# Exercise
Below is a set of records. Please retype every one exactly.

# Provided entries
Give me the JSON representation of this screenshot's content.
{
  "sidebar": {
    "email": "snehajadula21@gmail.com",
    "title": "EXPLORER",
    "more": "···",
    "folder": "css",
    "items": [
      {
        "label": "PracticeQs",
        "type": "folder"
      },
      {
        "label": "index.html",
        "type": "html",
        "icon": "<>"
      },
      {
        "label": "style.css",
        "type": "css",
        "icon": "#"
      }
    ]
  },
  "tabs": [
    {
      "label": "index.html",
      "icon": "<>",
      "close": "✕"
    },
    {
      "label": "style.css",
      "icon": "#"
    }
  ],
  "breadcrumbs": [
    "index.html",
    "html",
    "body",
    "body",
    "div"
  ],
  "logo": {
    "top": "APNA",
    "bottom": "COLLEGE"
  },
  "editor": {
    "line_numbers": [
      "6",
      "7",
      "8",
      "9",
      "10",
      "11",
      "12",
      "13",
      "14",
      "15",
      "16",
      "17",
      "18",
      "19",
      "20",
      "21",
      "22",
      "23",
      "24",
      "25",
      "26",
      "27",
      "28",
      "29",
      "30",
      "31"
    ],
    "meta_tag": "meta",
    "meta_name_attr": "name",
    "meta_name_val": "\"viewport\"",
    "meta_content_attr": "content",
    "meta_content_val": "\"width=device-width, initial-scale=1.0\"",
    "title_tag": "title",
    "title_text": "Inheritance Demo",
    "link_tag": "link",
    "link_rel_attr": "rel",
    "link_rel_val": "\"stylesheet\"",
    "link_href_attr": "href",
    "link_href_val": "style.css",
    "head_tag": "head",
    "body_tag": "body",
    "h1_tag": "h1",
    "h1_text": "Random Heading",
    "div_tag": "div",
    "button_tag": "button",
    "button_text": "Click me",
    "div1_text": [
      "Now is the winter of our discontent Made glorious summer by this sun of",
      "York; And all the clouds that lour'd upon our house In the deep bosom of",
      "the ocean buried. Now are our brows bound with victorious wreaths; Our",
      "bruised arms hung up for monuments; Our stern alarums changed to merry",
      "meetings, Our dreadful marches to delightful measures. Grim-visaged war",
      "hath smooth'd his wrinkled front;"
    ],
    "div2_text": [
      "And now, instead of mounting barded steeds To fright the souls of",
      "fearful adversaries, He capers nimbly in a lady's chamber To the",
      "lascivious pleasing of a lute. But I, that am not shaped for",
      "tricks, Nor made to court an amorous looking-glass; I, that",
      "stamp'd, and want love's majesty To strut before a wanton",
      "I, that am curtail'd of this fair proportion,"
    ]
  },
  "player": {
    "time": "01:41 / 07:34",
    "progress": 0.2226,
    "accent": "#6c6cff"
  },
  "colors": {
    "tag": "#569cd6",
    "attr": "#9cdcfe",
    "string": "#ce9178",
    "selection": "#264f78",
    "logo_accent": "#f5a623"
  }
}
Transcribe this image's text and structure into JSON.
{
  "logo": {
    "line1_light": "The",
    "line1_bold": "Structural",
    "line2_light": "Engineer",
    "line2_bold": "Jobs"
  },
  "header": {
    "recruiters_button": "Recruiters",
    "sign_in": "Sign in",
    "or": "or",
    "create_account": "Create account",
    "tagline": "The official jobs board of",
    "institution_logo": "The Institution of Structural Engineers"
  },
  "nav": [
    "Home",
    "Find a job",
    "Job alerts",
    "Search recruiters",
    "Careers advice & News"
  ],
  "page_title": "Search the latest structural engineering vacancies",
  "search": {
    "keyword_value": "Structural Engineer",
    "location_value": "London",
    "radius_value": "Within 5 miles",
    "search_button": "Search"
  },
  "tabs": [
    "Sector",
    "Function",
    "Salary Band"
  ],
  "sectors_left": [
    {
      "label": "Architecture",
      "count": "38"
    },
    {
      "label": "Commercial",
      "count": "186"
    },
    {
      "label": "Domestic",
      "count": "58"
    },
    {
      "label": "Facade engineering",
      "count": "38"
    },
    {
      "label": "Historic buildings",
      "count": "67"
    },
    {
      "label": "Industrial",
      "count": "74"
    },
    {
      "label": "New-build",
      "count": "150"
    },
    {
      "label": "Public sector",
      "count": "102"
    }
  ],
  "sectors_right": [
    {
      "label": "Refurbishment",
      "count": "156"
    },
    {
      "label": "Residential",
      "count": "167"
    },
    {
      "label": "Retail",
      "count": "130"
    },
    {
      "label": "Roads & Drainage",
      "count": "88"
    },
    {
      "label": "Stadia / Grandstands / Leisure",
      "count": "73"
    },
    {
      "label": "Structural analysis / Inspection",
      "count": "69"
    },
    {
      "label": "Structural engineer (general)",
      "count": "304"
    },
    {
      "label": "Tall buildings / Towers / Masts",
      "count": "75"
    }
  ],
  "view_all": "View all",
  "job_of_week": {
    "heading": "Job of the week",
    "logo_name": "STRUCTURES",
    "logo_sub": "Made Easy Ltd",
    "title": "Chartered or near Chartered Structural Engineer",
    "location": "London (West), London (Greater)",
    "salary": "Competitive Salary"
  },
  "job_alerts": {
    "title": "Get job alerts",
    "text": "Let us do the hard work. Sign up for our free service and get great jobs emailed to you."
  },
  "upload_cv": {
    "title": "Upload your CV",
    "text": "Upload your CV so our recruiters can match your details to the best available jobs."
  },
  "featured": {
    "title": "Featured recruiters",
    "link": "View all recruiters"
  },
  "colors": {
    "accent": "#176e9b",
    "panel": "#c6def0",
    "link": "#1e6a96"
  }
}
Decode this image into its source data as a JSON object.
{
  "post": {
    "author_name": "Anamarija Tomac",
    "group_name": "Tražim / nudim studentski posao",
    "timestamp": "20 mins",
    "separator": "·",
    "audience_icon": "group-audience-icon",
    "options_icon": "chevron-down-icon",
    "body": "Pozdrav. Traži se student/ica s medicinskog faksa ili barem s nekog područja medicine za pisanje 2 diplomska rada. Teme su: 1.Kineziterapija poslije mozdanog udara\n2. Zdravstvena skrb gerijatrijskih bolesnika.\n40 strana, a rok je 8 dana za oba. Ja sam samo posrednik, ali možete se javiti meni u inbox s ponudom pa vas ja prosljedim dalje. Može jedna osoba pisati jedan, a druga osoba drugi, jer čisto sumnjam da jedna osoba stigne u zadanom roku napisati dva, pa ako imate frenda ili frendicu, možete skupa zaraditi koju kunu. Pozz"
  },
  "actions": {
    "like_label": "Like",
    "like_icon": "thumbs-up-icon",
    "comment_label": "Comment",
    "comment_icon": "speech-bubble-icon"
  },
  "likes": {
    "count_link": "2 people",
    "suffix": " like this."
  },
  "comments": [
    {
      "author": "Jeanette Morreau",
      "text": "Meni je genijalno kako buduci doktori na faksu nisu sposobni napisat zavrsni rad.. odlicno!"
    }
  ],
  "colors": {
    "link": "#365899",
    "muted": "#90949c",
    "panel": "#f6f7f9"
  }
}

# Output for this task
Give me the JSON representation of this screenshot's content.
{
  "sidebar": {
    "email": "snehajadula21@gmail.com",
    "title": "EXPLORER",
    "more": "···",
    "folder": "css",
    "items": [
      {
        "label": "PracticeQs",
        "type": "folder"
      },
      {
        "label": "index.html",
        "type": "html",
        "icon": "<>"
      },
      {
        "label": "style.css",
        "type": "css",
        "icon": "#"
      }
    ]
  },
  "tabs": [
    {
      "label": "index.html",
      "icon": "<>",
      "close": "✕"
    },
    {
      "label": "style.css",
      "icon": "#"
    }
  ],
  "breadcrumbs": [
    "index.html",
    "html",
    "body",
    "body",
    "div"
  ],
  "logo": {
    "top": "APNA",
    "bottom": "COLLEGE"
  },
  "editor": {
    "line_numbers": [
      "6",
      "7",
      "8",
      "9",
      "10",
      "11",
      "12",
      "13",
      "14",
      "15",
      "16",
      "17",
      "18",
      "19",
      "20",
      "21",
      "22",
      "23",
      "24",
      "25",
      "26",
      "27",
      "28",
      "29",
      "30",
      "31"
    ],
    "meta_tag": "meta",
    "meta_name_attr": "name",
    "meta_name_val": "\"viewport\"",
    "meta_content_attr": "content",
    "meta_content_val": "\"width=device-width, initial-scale=1.0\"",
    "title_tag": "title",
    "title_text": "Inheritance Demo",
    "link_tag": "link",
    "link_rel_attr": "rel",
    "link_rel_val": "\"stylesheet\"",
    "link_href_attr": "href",
    "link_href_val": "style.css",
    "head_tag": "head",
    "body_tag": "body",
    "h1_tag": "h1",
    "h1_text": "Random Heading",
    "div_tag": "div",
    "button_tag": "button",
    "button_text": "Click me",
    "div1_text": [
      "Now is the winter of our discontent Made glorious summer by this sun of",
      "York; And all the clouds that lour'd upon our house In the deep bosom of",
      "the ocean buried. Now are our brows bound with victorious wreaths; Our",
      "bruised arms hung up for monuments; Our stern alarums changed to merry",
      "meetings, Our dreadful marches to delightful measures. Grim-visaged war",
      "hath smooth'd his wrinkled front;"
    ],
    "div2_text": [
      "And now, instead of mounting barded steeds To fright the souls of",
      "fearful adversaries, He capers nimbly in a lady's chamber To the",
      "lascivious pleasing of a lute. But I, that am not shaped for",
      "tricks, Nor made to court an amorous looking-glass; I, that",
      "stamp'd, and want love's majesty To strut before a wanton",
      "I, that am curtail'd of this fair proportion,"
    ]
  },
  "player": {
    "time": "01:41 / 07:34",
    "progress": 0.2226,
    "accent": "#6c6cff"
  },
  "colors": {
    "tag": "#569cd6",
    "attr": "#9cdcfe",
    "string": "#ce9178",
    "selection": "#264f78",
    "logo_accent": "#f5a623"
  }
}
Transcribe this image's text and structure into JSON.
{
  "logo": {
    "line1_light": "The",
    "line1_bold": "Structural",
    "line2_light": "Engineer",
    "line2_bold": "Jobs"
  },
  "header": {
    "recruiters_button": "Recruiters",
    "sign_in": "Sign in",
    "or": "or",
    "create_account": "Create account",
    "tagline": "The official jobs board of",
    "institution_logo": "The Institution of Structural Engineers"
  },
  "nav": [
    "Home",
    "Find a job",
    "Job alerts",
    "Search recruiters",
    "Careers advice & News"
  ],
  "page_title": "Search the latest structural engineering vacancies",
  "search": {
    "keyword_value": "Structural Engineer",
    "location_value": "London",
    "radius_value": "Within 5 miles",
    "search_button": "Search"
  },
  "tabs": [
    "Sector",
    "Function",
    "Salary Band"
  ],
  "sectors_left": [
    {
      "label": "Architecture",
      "count": "38"
    },
    {
      "label": "Commercial",
      "count": "186"
    },
    {
      "label": "Domestic",
      "count": "58"
    },
    {
      "label": "Facade engineering",
      "count": "38"
    },
    {
      "label": "Historic buildings",
      "count": "67"
    },
    {
      "label": "Industrial",
      "count": "74"
    },
    {
      "label": "New-build",
      "count": "150"
    },
    {
      "label": "Public sector",
      "count": "102"
    }
  ],
  "sectors_right": [
    {
      "label": "Refurbishment",
      "count": "156"
    },
    {
      "label": "Residential",
      "count": "167"
    },
    {
      "label": "Retail",
      "count": "130"
    },
    {
      "label": "Roads & Drainage",
      "count": "88"
    },
    {
      "label": "Stadia / Grandstands / Leisure",
      "count": "73"
    },
    {
      "label": "Structural analysis / Inspection",
      "count": "69"
    },
    {
      "label": "Structural engineer (general)",
      "count": "304"
    },
    {
      "label": "Tall buildings / Towers / Masts",
      "count": "75"
    }
  ],
  "view_all": "View all",
  "job_of_week": {
    "heading": "Job of the week",
    "logo_name": "STRUCTURES",
    "logo_sub": "Made Easy Ltd",
    "title": "Chartered or near Chartered Structural Engineer",
    "location": "London (West), London (Greater)",
    "salary": "Competitive Salary"
  },
  "job_alerts": {
    "title": "Get job alerts",
    "text": "Let us do the hard work. Sign up for our free service and get great jobs emailed to you."
  },
  "upload_cv": {
    "title": "Upload your CV",
    "text": "Upload your CV so our recruiters can match your details to the best available jobs."
  },
  "featured": {
    "title": "Featured recruiters",
    "link": "View all recruiters"
  },
  "colors": {
    "accent": "#176e9b",
    "panel": "#c6def0",
    "link": "#1e6a96"
  }
}
Decode this image into its source data as a JSON object.
{
  "post": {
    "author_name": "Anamarija Tomac",
    "group_name": "Tražim / nudim studentski posao",
    "timestamp": "20 mins",
    "separator": "·",
    "audience_icon": "group-audience-icon",
    "options_icon": "chevron-down-icon",
    "body": "Pozdrav. Traži se student/ica s medicinskog faksa ili barem s nekog područja medicine za pisanje 2 diplomska rada. Teme su: 1.Kineziterapija poslije mozdanog udara\n2. Zdravstvena skrb gerijatrijskih bolesnika.\n40 strana, a rok je 8 dana za oba. Ja sam samo posrednik, ali možete se javiti meni u inbox s ponudom pa vas ja prosljedim dalje. Može jedna osoba pisati jedan, a druga osoba drugi, jer čisto sumnjam da jedna osoba stigne u zadanom roku napisati dva, pa ako imate frenda ili frendicu, možete skupa zaraditi koju kunu. Pozz"
  },
  "actions": {
    "like_label": "Like",
    "like_icon": "thumbs-up-icon",
    "comment_label": "Comment",
    "comment_icon": "speech-bubble-icon"
  },
  "likes": {
    "count_link": "2 people",
    "suffix": " like this."
  },
  "comments": [
    {
      "author": "Jeanette Morreau",
      "text": "Meni je genijalno kako buduci doktori na faksu nisu sposobni napisat zavrsni rad.. odlicno!"
    }
  ],
  "colors": {
    "link": "#365899",
    "muted": "#90949c",
    "panel": "#f6f7f9"
  }
}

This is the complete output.